A week earlier, Jess and John had participated in another 10 mile race, the Great South Run in Portsmouth. Among the more than 20,000 participants both achieved personal best times in this race: Jess finished in a time of 1:28:06, John being only slightly behind her with 1:28:15. Well done to all of you!
Hear why Ray isn’t sure how many hills he completed, what Clive thinks about the proportion of age to running time said and why Adam is thinking about changing his name to Samantha in The Stickler 2019.
The Bournemouth Marathon Festival is always good for very personal stories. This year was no exception with Bridport Runners starting over three different distances, Paul doing his second marathon, accompanied by Bernadette; a dedicated ladies team (Gill, Glynis, Jodie, Emma and Rachel) in the half-marathon and Brian on a family gathering with his two sons Dan and Adam over the supersonic 10k route. Well done to all of you! You made the club (and yourselves) proud!
Let’s begin with our long-distance participants: Bernadette came in as first Bridport Runner over the marathon distance in a time of 4 hrs. 28 min. 4 sec. Paul who had won the free Club place and had trained extremely hard over the last months for his second marathon finished in 4:48:37. See all results here.
Two hours earlier a determined Bridport Runners’ ladies team – Glynis, Gill, Jodie, Emma and Rachel – had set off for the half-marathon among nearly 3,900 other starters. First Bridport Runner to finish was Glynis in 2:07:47, then Gill (2:10:08), Jodie (2:18:07), Emma (2:31:02) and Rachel (2:43:36). It was the first half-marathon the five had done together. Jodie and Gill had already started in the Bournemouth half last year and improved their times significantly. The half-marathon times also had some effect on the positioning in the Club championship, as it was both Emma’s and Glynis’ fourth race which got them in the overall qualification.

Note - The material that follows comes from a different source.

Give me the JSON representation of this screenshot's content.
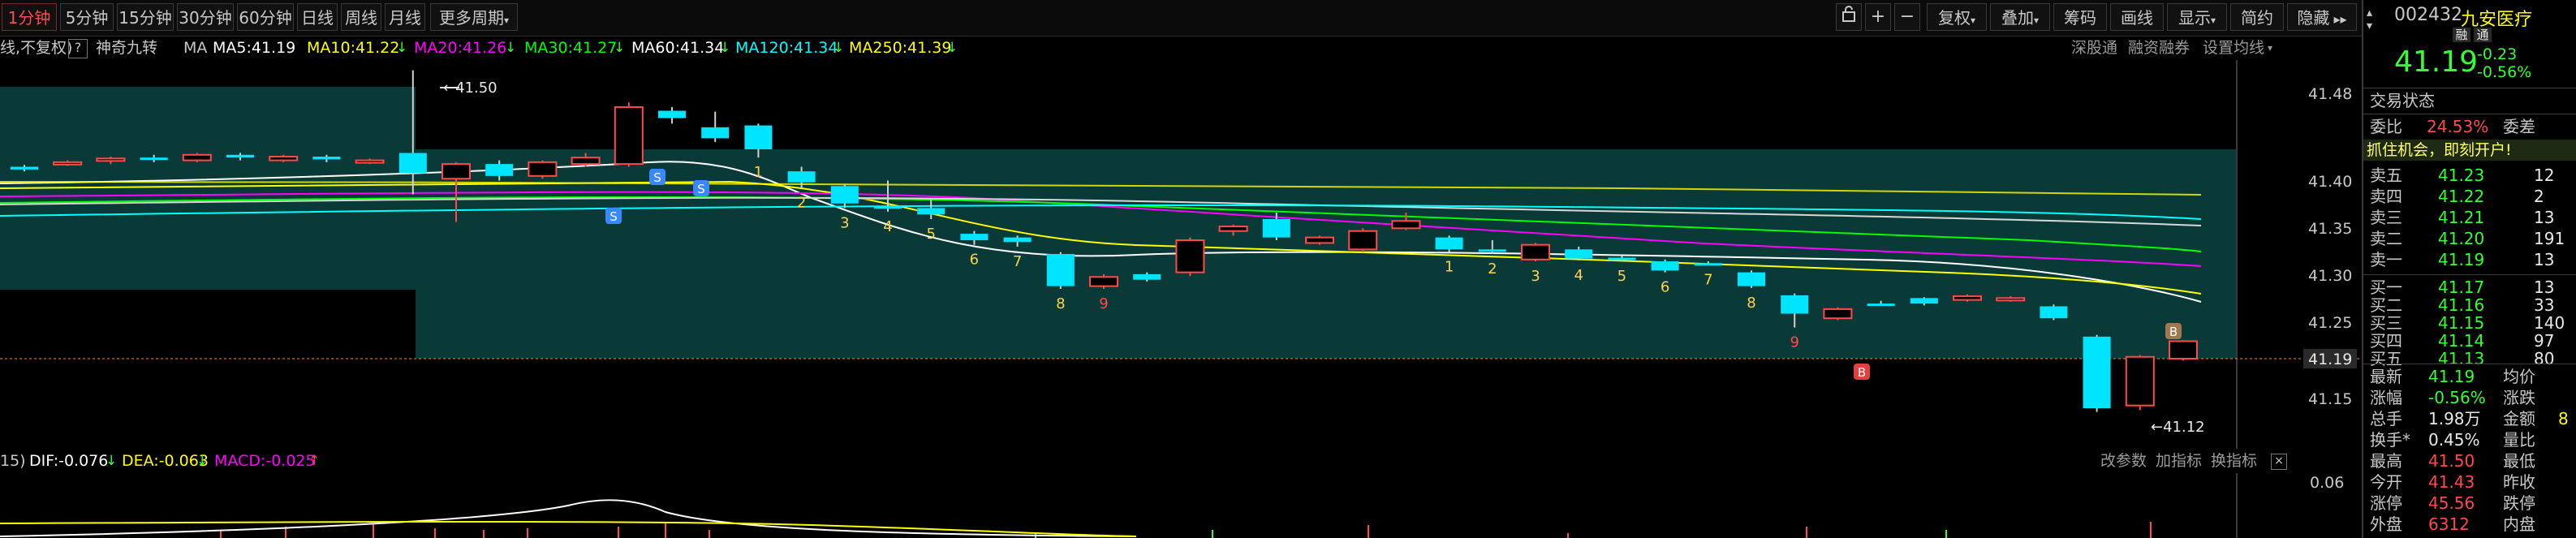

Already on Saturday, the “Shelley boys” had their premiere: Brian and his two sons Dan (also a Bridport Runner) and Adam who has just recently got into running took on the Supersonic 10k. “Despite the cold and the crowds but luckily no rain, I managed my best 5k and 10k times for at least two years”, said Brian cheerfully afterwards. “I would have been happy with 63 minutes, but to come in at 61:45 was great. I also managed to keep an even pace for the whole race. All thanks to my two boys who kept coming back for me and literally dragged me along the finishing straight. All in all a great day!”